Additionally, homocysteine levels offer insight into both transsulfuration pathways leading to glutathione synthesis and potential impairments in its conversion to methionine, possibly due to deficiencies in B12 or folate. By examining these key markers, the DDI panel helps identify potential genetic SNPs contributing to methylation impairment, providing a more comprehensive view of an individual's methylation status.
Methylation Pathway: Unraveling Its Role in "Cause of Mood Disorders" and Other Health Conditions
The methylation pathway, also known as the one-carbon cycle, plays a vital role in numerous biological functions. This includes DNA repair, gene expression, detoxification processes, immune system regulation, and the synthesis and breakdown of neurotransmitters. Disruptions in this pathway, resulting in poor methylation, can contribute significantly to various conditions such as depression, OCD, autism, oppositional defiance, and extreme religiosity. These conditions, often considered a "cause of mood disorders", are commonly associated with imbalances in serotonin and dopamine reuptake, hence the importance of assessing an individual's methylation status.
MTHFR vs One Carbon Cycle Testing": Utilizing Methylation Pathway Insights for Personalized Treatment
Understanding an individual's methylation pathway, sometimes framed as "MTHFR vs One Carbon Cycle testing", can offer invaluable insights for personalized treatment. For instance, identifying an undermethylation status can guide the implementation of tailored nutrient support aimed at optimizing methylation processes, which can help alleviate associated symptoms. This approach presents a promising avenue in managing conditions often linked to methylation imbalances, enhancing the body's natural capacity for mood regulation, cognitive function, and overall mental well-being.
Evaluating DD Methylation Panel in Depression for Better Outcomes

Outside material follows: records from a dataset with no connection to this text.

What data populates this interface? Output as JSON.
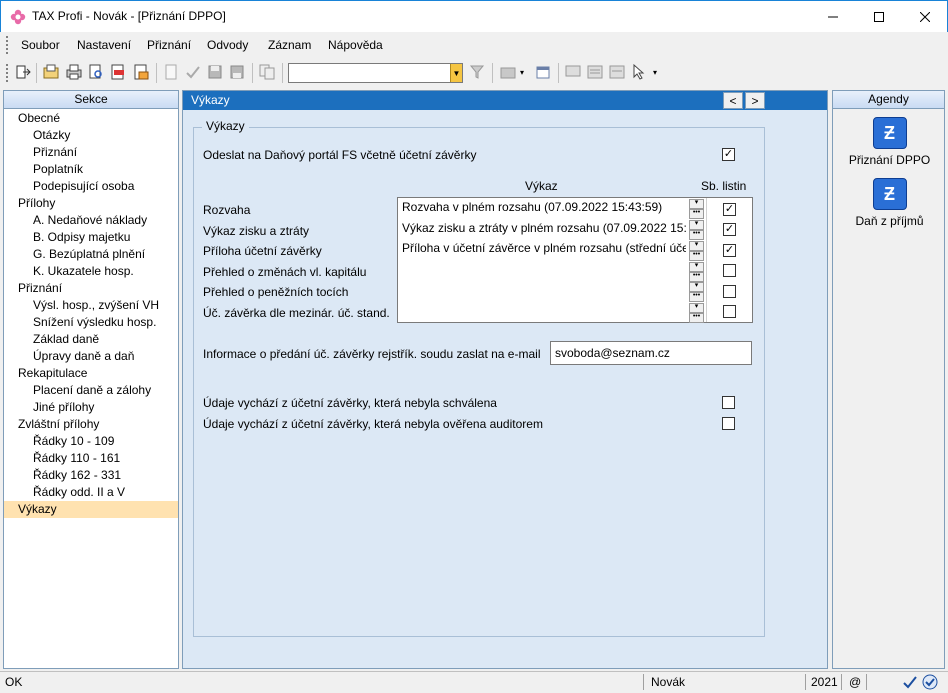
{
  "window": {
    "title": "TAX Profi - Novák - [Přiznání DPPO]"
  },
  "menu": {
    "items": [
      {
        "label": "Soubor"
      },
      {
        "label": "Nastavení"
      },
      {
        "label": "Přiznání"
      },
      {
        "label": "Odvody"
      },
      {
        "label": "Záznam"
      },
      {
        "label": "Nápověda"
      }
    ]
  },
  "toolbar": {
    "combo_value": ""
  },
  "sidebar": {
    "header": "Sekce",
    "items": [
      {
        "label": "Obecné",
        "level": 0
      },
      {
        "label": "Otázky",
        "level": 1
      },
      {
        "label": "Přiznání",
        "level": 1
      },
      {
        "label": "Poplatník",
        "level": 1
      },
      {
        "label": "Podepisující osoba",
        "level": 1
      },
      {
        "label": "Přílohy",
        "level": 0
      },
      {
        "label": "A. Nedaňové náklady",
        "level": 1
      },
      {
        "label": "B. Odpisy majetku",
        "level": 1
      },
      {
        "label": "G. Bezúplatná plnění",
        "level": 1
      },
      {
        "label": "K. Ukazatele hosp.",
        "level": 1
      },
      {
        "label": "Přiznání",
        "level": 0
      },
      {
        "label": "Výsl. hosp., zvýšení VH",
        "level": 1
      },
      {
        "label": "Snížení výsledku hosp.",
        "level": 1
      },
      {
        "label": "Základ daně",
        "level": 1
      },
      {
        "label": "Úpravy daně a daň",
        "level": 1
      },
      {
        "label": "Rekapitulace",
        "level": 0
      },
      {
        "label": "Placení daně a zálohy",
        "level": 1
      },
      {
        "label": "Jiné přílohy",
        "level": 1
      },
      {
        "label": "Zvláštní přílohy",
        "level": 0
      },
      {
        "label": "Řádky 10 - 109",
        "level": 1
      },
      {
        "label": "Řádky 110 - 161",
        "level": 1
      },
      {
        "label": "Řádky 162 - 331",
        "level": 1
      },
      {
        "label": "Řádky odd. II a V",
        "level": 1
      },
      {
        "label": "Výkazy",
        "level": 0,
        "selected": true
      }
    ]
  },
  "main": {
    "header": "Výkazy",
    "nav_prev": "<",
    "nav_next": ">",
    "group_label": "Výkazy",
    "send_label": "Odeslat na Daňový portál FS včetně účetní závěrky",
    "send_checked": "✓",
    "col_vykaz": "Výkaz",
    "col_sblistin": "Sb. listin",
    "rows": [
      {
        "label": "Rozvaha",
        "value": "Rozvaha v plném rozsahu (07.09.2022 15:43:59)",
        "checked": "✓"
      },
      {
        "label": "Výkaz zisku a ztráty",
        "value": "Výkaz zisku a ztráty v plném rozsahu (07.09.2022 15:43:",
        "checked": "✓"
      },
      {
        "label": "Příloha účetní závěrky",
        "value": "Příloha v účetní závěrce v plném rozsahu (střední účet",
        "checked": "✓"
      },
      {
        "label": "Přehled o změnách vl. kapitálu",
        "value": "",
        "checked": ""
      },
      {
        "label": "Přehled o peněžních tocích",
        "value": "",
        "checked": ""
      },
      {
        "label": "Úč. závěrka dle mezinár. úč. stand.",
        "value": "",
        "checked": ""
      }
    ],
    "email_label": "Informace o předání úč. závěrky rejstřík. soudu zaslat na e-mail",
    "email_value": "svoboda@seznam.cz",
    "unapproved_label": "Údaje vychází z účetní závěrky, která nebyla schválena",
    "unapproved_checked": "",
    "unaudited_label": "Údaje vychází z účetní závěrky, která nebyla ověřena auditorem",
    "unaudited_checked": ""
  },
  "agendy": {
    "header": "Agendy",
    "items": [
      {
        "label": "Přiznání DPPO"
      },
      {
        "label": "Daň z příjmů"
      }
    ]
  },
  "status": {
    "left": "OK",
    "user": "Novák",
    "year": "2021",
    "at": "@"
  },
  "colors": {
    "accent": "#1c6fbe",
    "selected": "#ffe2b0",
    "panel_bg": "#dce8f5"
  }
}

The DD Methylation Panel shines in its capacity to offer dynamic, real-time insights into an individual's methylation activity by "evaluating plasma methylation markers". Unlike a static genetic test that merely highlights potential genetic vulnerabilities, the DDI panel considers the functional outcomes of these genetic factors along with nutritional, environmental, and lifestyle influences. It provides a practical, actionable understanding of an individual's methylation status, enabling healthcare providers to devise more effective, personalized treatment strategies. These may involve targeted nutrient support to rectify any imbalances, ultimately leading to improved health outcomes for individuals suffering from conditions attributed to methylation imbalances.